It looked as if Hubbard gave Williams all he could handle in the last scrimmage at the end of August. But what was real? There were no refs, Hubbard knew Burrow was throwing all night and sacks were heatedly debated the entire time.

But like he always does, Williams wrote notes to himself after it was over.

"We did a lot on the offense trying to get everyone prepared. I think we want to be sure Joe has really good awareness of the pocket," Williams says. "That's why there was a little bit calling some more of those things to give him an idea of the worst-case scenario of what could happen in the game. I think he did a good job managing it and overall the line did a good job protecting him and that is just something we have to carry on throughout the season."

The conventional wisdom is you have to help Williams, be it with two tight ends or plenty of running back Joe Mixon, or both. The Chargers were a rock-solid-Gus-like sixth in NFL defense last season, fifth against the pass and 18th against the run. PFF had Bosa rated 32nd against the run among NFL ends, Ingram at 102.

But Williams disagrees. He doesn't think he can sit on Bosa's pass rush.

"He does a great job stopping the run and the way he fits into the scheme, he does a good job of trying to eliminate gaps," Williams says. "(Bosa) continues to be good at his technique with his hands in the run game as well. I think that's definitely a challenge going against a guy like that."

Burrow has been Joe Cool all camp, but he has been up front about one thing. He'd feel better going into his debut after taking a few shots in the preseason that never happened. 

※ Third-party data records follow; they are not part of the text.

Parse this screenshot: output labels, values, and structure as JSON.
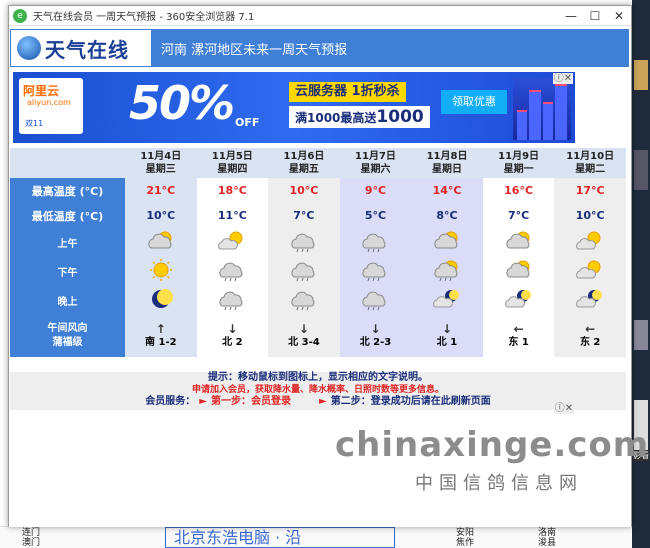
{
  "window": {
    "title": "天气在线会员 一周天气预报 - 360安全浏览器 7.1",
    "minimize": "—",
    "maximize": "☐",
    "close": "✕"
  },
  "header": {
    "logo_text": "天气在线",
    "title": "河南 漯河地区未来一周天气预报"
  },
  "ad": {
    "logo_main": "阿里云",
    "logo_sub": "aliyun.com",
    "logo_tag": "双11",
    "big_text": "50%",
    "off_text": "OFF",
    "line1": "云服务器 1折秒杀",
    "line2_prefix": "满1000最高送",
    "line2_amount": "1000",
    "button": "领取优惠",
    "close": "ⓘ✕"
  },
  "forecast": {
    "days": [
      {
        "date": "11月4日",
        "weekday": "星期三",
        "high": "21°C",
        "low": "10°C",
        "am": "partly-cloudy",
        "pm": "sunny",
        "night": "moon",
        "wind_arrow": "↑",
        "wind": "南 1-2"
      },
      {
        "date": "11月5日",
        "weekday": "星期四",
        "high": "18°C",
        "low": "11°C",
        "am": "partly-cloudy-light",
        "pm": "cloud-rain",
        "night": "cloud-rain",
        "wind_arrow": "↓",
        "wind": "北 2"
      },
      {
        "date": "11月6日",
        "weekday": "星期五",
        "high": "10°C",
        "low": "7°C",
        "am": "cloud-rain",
        "pm": "cloud-rain",
        "night": "cloud-rain",
        "wind_arrow": "↓",
        "wind": "北 3-4"
      },
      {
        "date": "11月7日",
        "weekday": "星期六",
        "high": "9°C",
        "low": "5°C",
        "am": "cloud-rain",
        "pm": "cloud-rain",
        "night": "cloud-rain",
        "wind_arrow": "↓",
        "wind": "北 2-3"
      },
      {
        "date": "11月8日",
        "weekday": "星期日",
        "high": "14°C",
        "low": "8°C",
        "am": "partly-cloudy",
        "pm": "partly-cloudy-rain",
        "night": "moon-cloud",
        "wind_arrow": "↓",
        "wind": "北 1"
      },
      {
        "date": "11月9日",
        "weekday": "星期一",
        "high": "16°C",
        "low": "7°C",
        "am": "partly-cloudy",
        "pm": "partly-cloudy",
        "night": "moon-cloud",
        "wind_arrow": "←",
        "wind": "东 1"
      },
      {
        "date": "11月10日",
        "weekday": "星期二",
        "high": "17°C",
        "low": "10°C",
        "am": "partly-cloudy-light",
        "pm": "partly-cloudy-light",
        "night": "moon-cloud",
        "wind_arrow": "←",
        "wind": "东 2"
      }
    ],
    "labels": {
      "high": "最高温度 (°C)",
      "low": "最低温度 (°C)",
      "am": "上午",
      "pm": "下午",
      "night": "晚上",
      "wind1": "午间风向",
      "wind2": "蒲福级"
    }
  },
  "notes": {
    "hint": "提示：移动鼠标到图标上，显示相应的文字说明。",
    "member_join": "申请加入会员，获取降水量、降水概率、日照时数等更多信息。",
    "service_label": "会员服务：",
    "step1_arrow": "►",
    "step1": "第一步：会员登录",
    "step2_arrow": "►",
    "step2": "第二步：登录成功后请在此刷新页面"
  },
  "watermark": {
    "site": "chinaxinge.com",
    "name": "中国信鸽信息网"
  },
  "ad2_close": "ⓘ✕",
  "background": {
    "bottom_left_1": "连门",
    "bottom_left_2": "澳门",
    "bottom_banner": "北京东浩电脑 · 沿",
    "bottom_mid_1": "安阳",
    "bottom_mid_2": "焦作",
    "bottom_mid2_1": "洛南",
    "bottom_mid2_2": "浚县",
    "right_label": "影看"
  }
}
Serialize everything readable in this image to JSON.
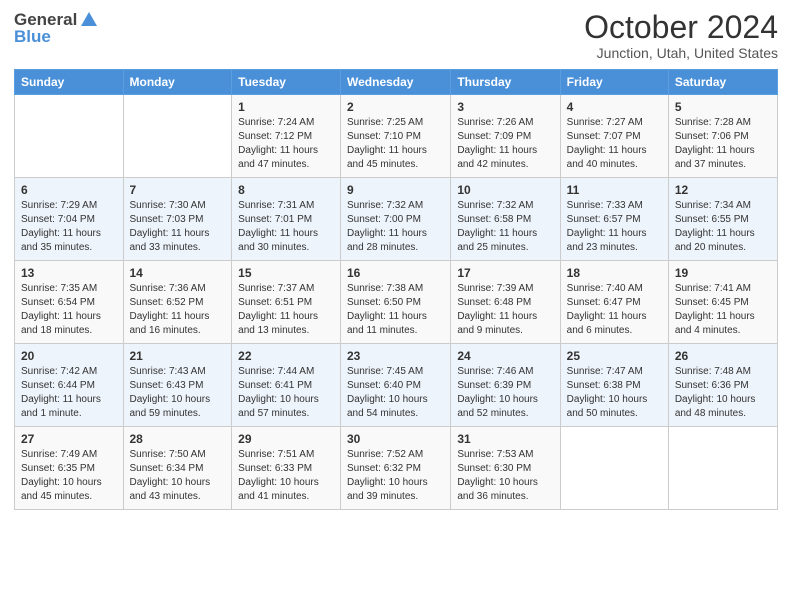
{
  "header": {
    "logo_general": "General",
    "logo_blue": "Blue",
    "title": "October 2024",
    "subtitle": "Junction, Utah, United States"
  },
  "weekdays": [
    "Sunday",
    "Monday",
    "Tuesday",
    "Wednesday",
    "Thursday",
    "Friday",
    "Saturday"
  ],
  "weeks": [
    [
      {
        "day": "",
        "detail": ""
      },
      {
        "day": "",
        "detail": ""
      },
      {
        "day": "1",
        "detail": "Sunrise: 7:24 AM\nSunset: 7:12 PM\nDaylight: 11 hours and 47 minutes."
      },
      {
        "day": "2",
        "detail": "Sunrise: 7:25 AM\nSunset: 7:10 PM\nDaylight: 11 hours and 45 minutes."
      },
      {
        "day": "3",
        "detail": "Sunrise: 7:26 AM\nSunset: 7:09 PM\nDaylight: 11 hours and 42 minutes."
      },
      {
        "day": "4",
        "detail": "Sunrise: 7:27 AM\nSunset: 7:07 PM\nDaylight: 11 hours and 40 minutes."
      },
      {
        "day": "5",
        "detail": "Sunrise: 7:28 AM\nSunset: 7:06 PM\nDaylight: 11 hours and 37 minutes."
      }
    ],
    [
      {
        "day": "6",
        "detail": "Sunrise: 7:29 AM\nSunset: 7:04 PM\nDaylight: 11 hours and 35 minutes."
      },
      {
        "day": "7",
        "detail": "Sunrise: 7:30 AM\nSunset: 7:03 PM\nDaylight: 11 hours and 33 minutes."
      },
      {
        "day": "8",
        "detail": "Sunrise: 7:31 AM\nSunset: 7:01 PM\nDaylight: 11 hours and 30 minutes."
      },
      {
        "day": "9",
        "detail": "Sunrise: 7:32 AM\nSunset: 7:00 PM\nDaylight: 11 hours and 28 minutes."
      },
      {
        "day": "10",
        "detail": "Sunrise: 7:32 AM\nSunset: 6:58 PM\nDaylight: 11 hours and 25 minutes."
      },
      {
        "day": "11",
        "detail": "Sunrise: 7:33 AM\nSunset: 6:57 PM\nDaylight: 11 hours and 23 minutes."
      },
      {
        "day": "12",
        "detail": "Sunrise: 7:34 AM\nSunset: 6:55 PM\nDaylight: 11 hours and 20 minutes."
      }
    ],
    [
      {
        "day": "13",
        "detail": "Sunrise: 7:35 AM\nSunset: 6:54 PM\nDaylight: 11 hours and 18 minutes."
      },
      {
        "day": "14",
        "detail": "Sunrise: 7:36 AM\nSunset: 6:52 PM\nDaylight: 11 hours and 16 minutes."
      },
      {
        "day": "15",
        "detail": "Sunrise: 7:37 AM\nSunset: 6:51 PM\nDaylight: 11 hours and 13 minutes."
      },
      {
        "day": "16",
        "detail": "Sunrise: 7:38 AM\nSunset: 6:50 PM\nDaylight: 11 hours and 11 minutes."
      },
      {
        "day": "17",
        "detail": "Sunrise: 7:39 AM\nSunset: 6:48 PM\nDaylight: 11 hours and 9 minutes."
      },
      {
        "day": "18",
        "detail": "Sunrise: 7:40 AM\nSunset: 6:47 PM\nDaylight: 11 hours and 6 minutes."
      },
      {
        "day": "19",
        "detail": "Sunrise: 7:41 AM\nSunset: 6:45 PM\nDaylight: 11 hours and 4 minutes."
      }
    ],
    [
      {
        "day": "20",
        "detail": "Sunrise: 7:42 AM\nSunset: 6:44 PM\nDaylight: 11 hours and 1 minute."
      },
      {
        "day": "21",
        "detail": "Sunrise: 7:43 AM\nSunset: 6:43 PM\nDaylight: 10 hours and 59 minutes."
      },
      {
        "day": "22",
        "detail": "Sunrise: 7:44 AM\nSunset: 6:41 PM\nDaylight: 10 hours and 57 minutes."
      },
      {
        "day": "23",
        "detail": "Sunrise: 7:45 AM\nSunset: 6:40 PM\nDaylight: 10 hours and 54 minutes."
      },
      {
        "day": "24",
        "detail": "Sunrise: 7:46 AM\nSunset: 6:39 PM\nDaylight: 10 hours and 52 minutes."
      },
      {
        "day": "25",
        "detail": "Sunrise: 7:47 AM\nSunset: 6:38 PM\nDaylight: 10 hours and 50 minutes."
      },
      {
        "day": "26",
        "detail": "Sunrise: 7:48 AM\nSunset: 6:36 PM\nDaylight: 10 hours and 48 minutes."
      }
    ],
    [
      {
        "day": "27",
        "detail": "Sunrise: 7:49 AM\nSunset: 6:35 PM\nDaylight: 10 hours and 45 minutes."
      },
      {
        "day": "28",
        "detail": "Sunrise: 7:50 AM\nSunset: 6:34 PM\nDaylight: 10 hours and 43 minutes."
      },
      {
        "day": "29",
        "detail": "Sunrise: 7:51 AM\nSunset: 6:33 PM\nDaylight: 10 hours and 41 minutes."
      },
      {
        "day": "30",
        "detail": "Sunrise: 7:52 AM\nSunset: 6:32 PM\nDaylight: 10 hours and 39 minutes."
      },
      {
        "day": "31",
        "detail": "Sunrise: 7:53 AM\nSunset: 6:30 PM\nDaylight: 10 hours and 36 minutes."
      },
      {
        "day": "",
        "detail": ""
      },
      {
        "day": "",
        "detail": ""
      }
    ]
  ]
}
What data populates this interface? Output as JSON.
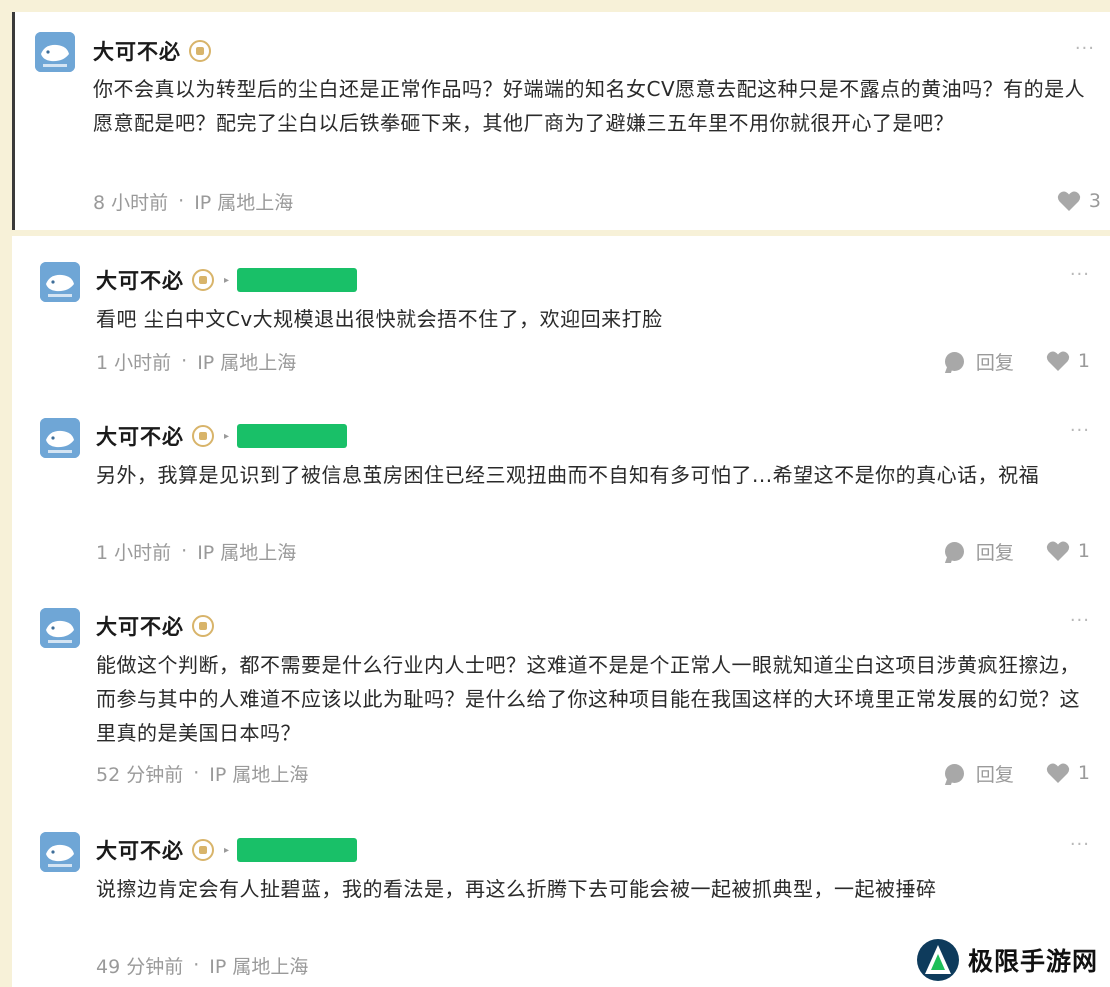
{
  "top_comment": {
    "username": "大可不必",
    "content": "你不会真以为转型后的尘白还是正常作品吗？好端端的知名女CV愿意去配这种只是不露点的黄油吗？有的是人愿意配是吧？配完了尘白以后铁拳砸下来，其他厂商为了避嫌三五年里不用你就很开心了是吧？",
    "time": "8 小时前",
    "separator": "·",
    "location": "IP 属地上海",
    "likes": "3",
    "more": "···"
  },
  "replies": [
    {
      "username": "大可不必",
      "content": "看吧 尘白中文Cv大规模退出很快就会捂不住了，欢迎回来打脸",
      "time": "1 小时前",
      "separator": "·",
      "location": "IP 属地上海",
      "reply_label": "回复",
      "likes": "1",
      "more": "···"
    },
    {
      "username": "大可不必",
      "content": "另外，我算是见识到了被信息茧房困住已经三观扭曲而不自知有多可怕了...希望这不是你的真心话，祝福",
      "time": "1 小时前",
      "separator": "·",
      "location": "IP 属地上海",
      "reply_label": "回复",
      "likes": "1",
      "more": "···"
    },
    {
      "username": "大可不必",
      "content": "能做这个判断，都不需要是什么行业内人士吧？这难道不是是个正常人一眼就知道尘白这项目涉黄疯狂擦边，而参与其中的人难道不应该以此为耻吗？是什么给了你这种项目能在我国这样的大环境里正常发展的幻觉？这里真的是美国日本吗？",
      "time": "52 分钟前",
      "separator": "·",
      "location": "IP 属地上海",
      "reply_label": "回复",
      "likes": "1",
      "more": "···"
    },
    {
      "username": "大可不必",
      "content": "说擦边肯定会有人扯碧蓝，我的看法是，再这么折腾下去可能会被一起被抓典型，一起被捶碎",
      "time": "49 分钟前",
      "separator": "·",
      "location": "IP 属地上海",
      "more": "···"
    }
  ],
  "watermark": {
    "text": "极限手游网"
  },
  "colors": {
    "background": "#f7f1d8",
    "redaction": "#19c068",
    "badge": "#d8b46a",
    "muted_text": "#9a9a9a"
  },
  "icons": {
    "avatar": "whale-avatar",
    "level": "level-badge-icon",
    "reply": "speech-bubble-icon",
    "like": "heart-icon",
    "more": "more-dots-icon"
  }
}
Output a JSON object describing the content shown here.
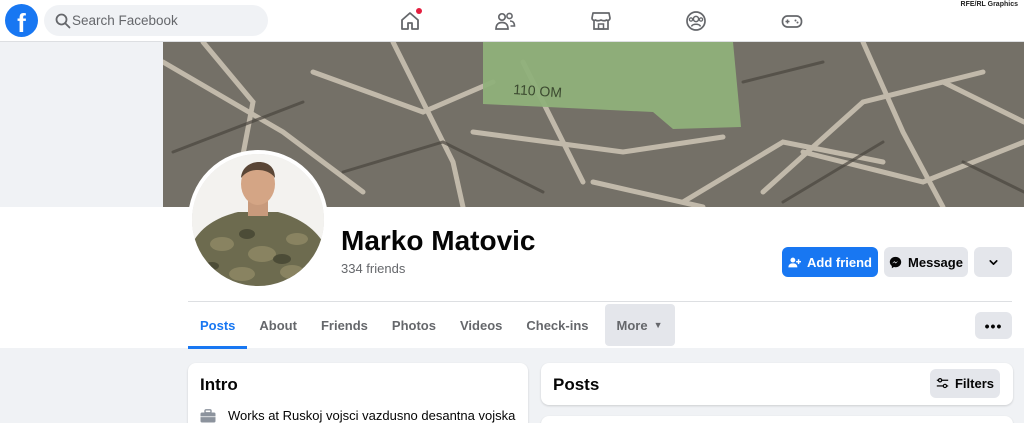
{
  "topbar": {
    "logo": "f",
    "search_placeholder": "Search Facebook",
    "nav_icons": [
      "home-icon",
      "friends-icon",
      "marketplace-icon",
      "groups-icon",
      "gaming-icon"
    ],
    "credit": "RFE/RL Graphics"
  },
  "profile": {
    "name": "Marko Matovic",
    "friends": "334 friends",
    "add_friend_label": "Add friend",
    "message_label": "Message"
  },
  "tabs": [
    "Posts",
    "About",
    "Friends",
    "Photos",
    "Videos",
    "Check-ins"
  ],
  "more_label": "More",
  "intro": {
    "title": "Intro",
    "work": "Works at Ruskoj vojsci vazdusno desantna vojska"
  },
  "posts": {
    "title": "Posts",
    "filters_label": "Filters"
  },
  "colors": {
    "brand": "#1877f2",
    "background": "#f0f2f5",
    "notification": "#e41e3f"
  }
}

Burrow developed a rep at Ohio State and at LSU for making a point to pop up from the ground faster than the guy that sacked him. Defensive coaches from Luke Fickell at Ohio State to Kevin Coyle at LSU have spoken reverently about his toughness.

So he knows Joey Bosa is licking his chops over there.

"Just go into a game understanding that the defense is going to try to come and knock you out, that's what they get paid to do," Burrow says. "That's what Bosa and Ingram, that's why they get paid all the money, that's why Joey just got a hundred and whatever million dollars, to sack guys like me. So I'm going to have to get the ball out of my hands and do what I do in the pocket to negate that.

No, Burrow says. It's not that he can't remember the biggest shot he ever took, it's that he won't.

"I won't give anybody that satisfaction," Burrow says.

In the end, it is the workmanlike, perfectionist Williams ("The best thing about him is that you don't know he's there," says head coach Zac Taylor) that quietly has to keep the hits to a minimum from Bosa, Ingram and Bradley.

"You can't necessarily just correct everything in one day. Just try to chip away at each thing," Williams says. "It's been a while since I've been going full contact, full speed because of my shoulder injury last year I think that was the biggest thing for me was just getting used to that. But I think by the end of practices and end of camp it's like riding a bike."

Joe and Jonah, the two rookies, are riding a bike built for two first picks.